A mysterious plague, the Purple Death, ravages the earth. Dr. Zarkov, investigating in his spaceship, finds a ship from planet Mongo seeding the atmosphere with dust. Sure enough, Ming the Merciless is up to his old tricks. So it's back to Mongo for Flash, Dale, and Zarkov, this time with ready-made allies waiting: Prince Barin of Arboria and Queen Fria of the frozen northern land of Frigia; where, it so happens, is found polarite, antidote to the plague. But Ming will use all his forces to keep our heroes from thwarting his plans of conquest.

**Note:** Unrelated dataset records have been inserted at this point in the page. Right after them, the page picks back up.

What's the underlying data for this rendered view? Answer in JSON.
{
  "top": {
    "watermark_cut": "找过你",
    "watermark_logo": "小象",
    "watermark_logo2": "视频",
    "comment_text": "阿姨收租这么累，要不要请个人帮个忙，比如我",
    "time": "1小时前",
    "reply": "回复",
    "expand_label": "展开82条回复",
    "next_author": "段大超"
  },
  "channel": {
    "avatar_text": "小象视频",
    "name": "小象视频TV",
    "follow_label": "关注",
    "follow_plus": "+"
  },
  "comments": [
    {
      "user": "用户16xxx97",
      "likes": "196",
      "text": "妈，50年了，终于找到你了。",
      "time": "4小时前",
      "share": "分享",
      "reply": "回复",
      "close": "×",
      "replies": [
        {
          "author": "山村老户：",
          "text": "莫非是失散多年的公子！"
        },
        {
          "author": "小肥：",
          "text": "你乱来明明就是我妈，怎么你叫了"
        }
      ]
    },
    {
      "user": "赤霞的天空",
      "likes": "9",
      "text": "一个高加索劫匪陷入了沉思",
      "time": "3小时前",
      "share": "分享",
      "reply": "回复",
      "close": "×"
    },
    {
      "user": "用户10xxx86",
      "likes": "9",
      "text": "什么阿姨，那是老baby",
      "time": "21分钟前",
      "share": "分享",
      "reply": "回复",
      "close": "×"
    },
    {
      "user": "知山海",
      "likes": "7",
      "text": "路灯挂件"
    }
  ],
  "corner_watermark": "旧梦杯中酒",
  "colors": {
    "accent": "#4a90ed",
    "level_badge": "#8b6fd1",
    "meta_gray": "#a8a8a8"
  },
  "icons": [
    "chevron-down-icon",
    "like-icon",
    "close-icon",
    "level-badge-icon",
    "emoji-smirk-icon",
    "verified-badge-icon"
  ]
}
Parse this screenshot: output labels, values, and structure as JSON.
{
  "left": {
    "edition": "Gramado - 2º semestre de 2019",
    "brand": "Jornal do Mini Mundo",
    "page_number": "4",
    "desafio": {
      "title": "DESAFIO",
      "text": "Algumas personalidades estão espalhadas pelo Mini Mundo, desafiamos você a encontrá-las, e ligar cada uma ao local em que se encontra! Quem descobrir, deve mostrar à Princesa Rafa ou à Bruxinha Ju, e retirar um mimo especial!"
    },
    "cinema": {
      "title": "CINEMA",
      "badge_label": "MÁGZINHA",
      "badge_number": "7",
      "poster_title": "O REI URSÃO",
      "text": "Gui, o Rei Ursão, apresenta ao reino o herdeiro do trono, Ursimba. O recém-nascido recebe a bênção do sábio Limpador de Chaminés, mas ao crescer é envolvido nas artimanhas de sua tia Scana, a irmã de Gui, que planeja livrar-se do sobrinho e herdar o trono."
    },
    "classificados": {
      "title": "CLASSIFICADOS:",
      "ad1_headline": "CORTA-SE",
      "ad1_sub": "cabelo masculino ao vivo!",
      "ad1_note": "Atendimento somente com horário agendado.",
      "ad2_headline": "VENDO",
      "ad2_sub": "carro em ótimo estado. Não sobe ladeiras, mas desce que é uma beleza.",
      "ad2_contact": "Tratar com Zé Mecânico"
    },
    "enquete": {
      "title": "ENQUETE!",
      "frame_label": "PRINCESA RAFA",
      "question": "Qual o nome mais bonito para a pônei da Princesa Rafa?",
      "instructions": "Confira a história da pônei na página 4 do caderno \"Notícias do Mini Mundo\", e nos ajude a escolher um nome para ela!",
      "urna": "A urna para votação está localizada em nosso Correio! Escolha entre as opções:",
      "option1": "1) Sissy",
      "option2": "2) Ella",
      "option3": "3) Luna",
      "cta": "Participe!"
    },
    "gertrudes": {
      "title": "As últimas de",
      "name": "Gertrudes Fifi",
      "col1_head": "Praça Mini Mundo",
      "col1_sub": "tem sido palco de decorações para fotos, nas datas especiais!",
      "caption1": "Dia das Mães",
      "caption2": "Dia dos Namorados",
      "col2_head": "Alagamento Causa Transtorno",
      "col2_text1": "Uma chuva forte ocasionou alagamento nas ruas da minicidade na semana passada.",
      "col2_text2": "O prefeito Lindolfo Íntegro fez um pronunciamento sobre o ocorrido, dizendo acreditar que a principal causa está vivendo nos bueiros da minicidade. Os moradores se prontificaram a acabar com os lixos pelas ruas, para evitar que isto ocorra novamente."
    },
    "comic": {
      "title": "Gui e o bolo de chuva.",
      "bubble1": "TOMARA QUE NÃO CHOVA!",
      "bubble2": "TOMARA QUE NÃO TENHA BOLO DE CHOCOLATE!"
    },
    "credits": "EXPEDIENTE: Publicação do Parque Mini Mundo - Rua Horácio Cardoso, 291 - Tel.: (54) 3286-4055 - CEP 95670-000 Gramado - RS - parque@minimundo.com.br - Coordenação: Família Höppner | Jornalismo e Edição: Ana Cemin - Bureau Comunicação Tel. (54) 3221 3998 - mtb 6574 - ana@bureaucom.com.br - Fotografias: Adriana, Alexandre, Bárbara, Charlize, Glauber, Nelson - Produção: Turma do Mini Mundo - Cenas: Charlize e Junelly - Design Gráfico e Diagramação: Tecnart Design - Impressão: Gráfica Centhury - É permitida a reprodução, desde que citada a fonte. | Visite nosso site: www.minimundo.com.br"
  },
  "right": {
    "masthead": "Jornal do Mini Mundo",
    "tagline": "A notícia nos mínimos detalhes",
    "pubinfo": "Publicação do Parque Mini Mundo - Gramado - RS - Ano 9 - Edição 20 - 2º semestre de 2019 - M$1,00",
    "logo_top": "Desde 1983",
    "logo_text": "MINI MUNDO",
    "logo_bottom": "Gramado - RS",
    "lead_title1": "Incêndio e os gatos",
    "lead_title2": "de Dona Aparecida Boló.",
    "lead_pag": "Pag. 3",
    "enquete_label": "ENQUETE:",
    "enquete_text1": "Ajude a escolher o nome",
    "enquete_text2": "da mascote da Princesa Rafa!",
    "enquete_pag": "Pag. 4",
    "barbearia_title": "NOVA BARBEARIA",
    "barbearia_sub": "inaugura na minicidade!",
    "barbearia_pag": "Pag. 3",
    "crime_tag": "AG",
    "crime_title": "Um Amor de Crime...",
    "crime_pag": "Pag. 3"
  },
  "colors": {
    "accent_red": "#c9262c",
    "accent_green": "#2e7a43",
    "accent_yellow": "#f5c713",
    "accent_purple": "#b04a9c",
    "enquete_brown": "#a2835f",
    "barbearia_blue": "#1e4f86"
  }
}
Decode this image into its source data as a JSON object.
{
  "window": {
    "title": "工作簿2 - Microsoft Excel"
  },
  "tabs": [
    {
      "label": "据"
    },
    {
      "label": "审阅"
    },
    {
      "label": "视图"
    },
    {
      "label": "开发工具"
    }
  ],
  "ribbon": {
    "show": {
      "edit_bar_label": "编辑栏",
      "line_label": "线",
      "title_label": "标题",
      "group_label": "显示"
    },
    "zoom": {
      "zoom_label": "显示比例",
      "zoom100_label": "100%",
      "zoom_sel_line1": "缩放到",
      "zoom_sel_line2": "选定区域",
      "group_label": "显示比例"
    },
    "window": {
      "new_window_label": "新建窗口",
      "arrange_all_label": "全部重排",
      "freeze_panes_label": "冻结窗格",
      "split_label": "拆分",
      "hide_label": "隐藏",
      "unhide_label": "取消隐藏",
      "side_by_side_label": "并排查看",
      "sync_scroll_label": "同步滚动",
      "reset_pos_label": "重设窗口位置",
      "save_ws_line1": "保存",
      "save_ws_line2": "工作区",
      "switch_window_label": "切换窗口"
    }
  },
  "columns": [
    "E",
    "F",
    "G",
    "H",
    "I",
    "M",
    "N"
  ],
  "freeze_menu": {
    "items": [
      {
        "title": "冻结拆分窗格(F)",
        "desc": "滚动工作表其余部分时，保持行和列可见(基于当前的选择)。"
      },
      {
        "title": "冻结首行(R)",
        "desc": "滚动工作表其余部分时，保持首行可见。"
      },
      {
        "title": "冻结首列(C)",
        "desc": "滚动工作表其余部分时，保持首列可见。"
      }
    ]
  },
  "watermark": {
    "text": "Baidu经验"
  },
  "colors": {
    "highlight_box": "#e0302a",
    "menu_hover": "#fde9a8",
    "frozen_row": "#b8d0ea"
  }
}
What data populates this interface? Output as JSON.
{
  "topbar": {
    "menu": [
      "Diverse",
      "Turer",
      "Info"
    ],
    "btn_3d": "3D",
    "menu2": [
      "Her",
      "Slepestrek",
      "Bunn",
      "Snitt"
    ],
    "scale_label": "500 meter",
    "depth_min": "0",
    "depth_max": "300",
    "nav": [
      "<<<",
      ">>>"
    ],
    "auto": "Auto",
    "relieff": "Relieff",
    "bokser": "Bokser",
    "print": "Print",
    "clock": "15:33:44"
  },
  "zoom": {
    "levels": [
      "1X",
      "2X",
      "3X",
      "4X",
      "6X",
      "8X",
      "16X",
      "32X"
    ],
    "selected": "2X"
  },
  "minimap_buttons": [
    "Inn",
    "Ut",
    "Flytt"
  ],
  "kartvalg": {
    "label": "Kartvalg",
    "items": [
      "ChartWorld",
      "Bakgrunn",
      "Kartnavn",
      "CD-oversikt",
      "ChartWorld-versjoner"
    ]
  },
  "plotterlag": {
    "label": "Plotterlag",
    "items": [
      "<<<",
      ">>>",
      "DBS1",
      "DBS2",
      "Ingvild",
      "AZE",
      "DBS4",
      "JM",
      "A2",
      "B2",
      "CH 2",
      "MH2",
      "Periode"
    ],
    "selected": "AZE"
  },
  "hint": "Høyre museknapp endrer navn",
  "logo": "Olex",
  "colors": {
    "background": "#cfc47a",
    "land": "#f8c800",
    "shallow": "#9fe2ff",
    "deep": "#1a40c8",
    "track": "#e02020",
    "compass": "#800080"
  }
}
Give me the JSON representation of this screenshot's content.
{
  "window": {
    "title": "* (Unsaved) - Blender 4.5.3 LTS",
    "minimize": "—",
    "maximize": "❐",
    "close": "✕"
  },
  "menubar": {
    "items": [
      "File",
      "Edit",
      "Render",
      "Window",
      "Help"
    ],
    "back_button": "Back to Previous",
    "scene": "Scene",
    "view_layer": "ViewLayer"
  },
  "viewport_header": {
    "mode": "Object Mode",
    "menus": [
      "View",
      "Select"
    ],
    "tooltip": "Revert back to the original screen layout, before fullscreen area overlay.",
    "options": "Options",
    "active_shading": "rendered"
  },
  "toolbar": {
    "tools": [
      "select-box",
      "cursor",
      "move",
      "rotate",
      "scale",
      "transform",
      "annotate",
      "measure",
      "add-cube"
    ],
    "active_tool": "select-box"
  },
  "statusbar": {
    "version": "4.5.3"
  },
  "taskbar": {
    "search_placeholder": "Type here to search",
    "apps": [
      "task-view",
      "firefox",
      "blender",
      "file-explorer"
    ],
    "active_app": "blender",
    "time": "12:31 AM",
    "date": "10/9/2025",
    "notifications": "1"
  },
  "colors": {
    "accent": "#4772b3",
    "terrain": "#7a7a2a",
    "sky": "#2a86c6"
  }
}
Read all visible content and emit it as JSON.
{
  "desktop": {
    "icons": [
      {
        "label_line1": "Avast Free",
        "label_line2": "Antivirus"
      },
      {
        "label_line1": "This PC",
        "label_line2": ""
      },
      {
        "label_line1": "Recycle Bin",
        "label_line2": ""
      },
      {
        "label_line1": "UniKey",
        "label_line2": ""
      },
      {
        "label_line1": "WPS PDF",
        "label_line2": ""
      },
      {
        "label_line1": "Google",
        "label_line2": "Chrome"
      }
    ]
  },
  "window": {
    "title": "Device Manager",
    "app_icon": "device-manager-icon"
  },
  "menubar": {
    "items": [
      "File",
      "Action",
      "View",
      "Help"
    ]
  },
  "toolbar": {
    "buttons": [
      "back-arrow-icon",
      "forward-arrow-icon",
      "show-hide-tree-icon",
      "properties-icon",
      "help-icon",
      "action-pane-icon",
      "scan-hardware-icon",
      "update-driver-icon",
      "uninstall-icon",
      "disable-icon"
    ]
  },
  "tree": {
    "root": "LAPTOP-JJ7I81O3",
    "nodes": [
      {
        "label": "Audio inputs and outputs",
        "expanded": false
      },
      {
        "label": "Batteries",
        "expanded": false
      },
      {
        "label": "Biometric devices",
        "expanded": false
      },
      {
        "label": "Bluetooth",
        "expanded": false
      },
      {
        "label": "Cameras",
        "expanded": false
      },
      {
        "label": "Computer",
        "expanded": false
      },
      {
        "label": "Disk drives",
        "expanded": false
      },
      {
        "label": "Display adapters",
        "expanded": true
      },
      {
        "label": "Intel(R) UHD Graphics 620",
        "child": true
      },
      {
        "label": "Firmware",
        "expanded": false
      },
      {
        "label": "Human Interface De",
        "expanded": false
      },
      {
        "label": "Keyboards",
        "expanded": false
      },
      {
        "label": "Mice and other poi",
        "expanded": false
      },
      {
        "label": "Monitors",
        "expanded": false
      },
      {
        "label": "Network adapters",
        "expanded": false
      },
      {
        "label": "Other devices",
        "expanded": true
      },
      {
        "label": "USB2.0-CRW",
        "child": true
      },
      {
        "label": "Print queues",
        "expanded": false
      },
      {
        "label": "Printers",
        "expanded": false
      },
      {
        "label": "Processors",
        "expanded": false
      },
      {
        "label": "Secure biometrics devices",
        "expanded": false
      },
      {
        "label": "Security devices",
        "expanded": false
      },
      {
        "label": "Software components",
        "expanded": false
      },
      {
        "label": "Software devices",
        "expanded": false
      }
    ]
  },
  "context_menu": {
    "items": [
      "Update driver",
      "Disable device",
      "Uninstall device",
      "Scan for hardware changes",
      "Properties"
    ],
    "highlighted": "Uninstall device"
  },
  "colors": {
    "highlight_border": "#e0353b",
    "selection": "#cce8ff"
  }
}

I love and have a great affinity for serials from the golden age of cinema, and this was definitely one of the better ones I have seen. Previously, I had really enjoyed Buster Crabbe's presence in the post-Weissmuller era of Tarzan, and I have had the DVD of Hodges' 1980 'Flash Gordon' for eons, but wanted to first get to the root of the phenomenon by checking out the serials. Fortunately, in purchasing a 50-film pack, 'Nightmare Worlds' from Mill Creek, it was included. The 12 episodes of the 220-minute serial were well-edited into the fine flow that this version I saw had, and the special effects and production values were quite decent--you could tell it had been made both by a high-quality studio, in Universal, and by directors quite used to the serial format, in Ford Beebe and Ray Taylor. There are some goofs (for example, when Ming's henchmen are looking at a mountainside for the four protagonists, and five are shown), but it's action-packed, with interestingly stylized wipe-edits, and I can see how it later influenced the likes of both George Lucas and Steven Spielberg. As well, it's very interesting how the filmmakers were subtly able to use the film to offer social commentary to the growing Nazi/Fascist movements worldwide that were wreaking havoc across the globe in the Axis of Evil. Heartily recommended to anyone who enjoys the fun side of cinema.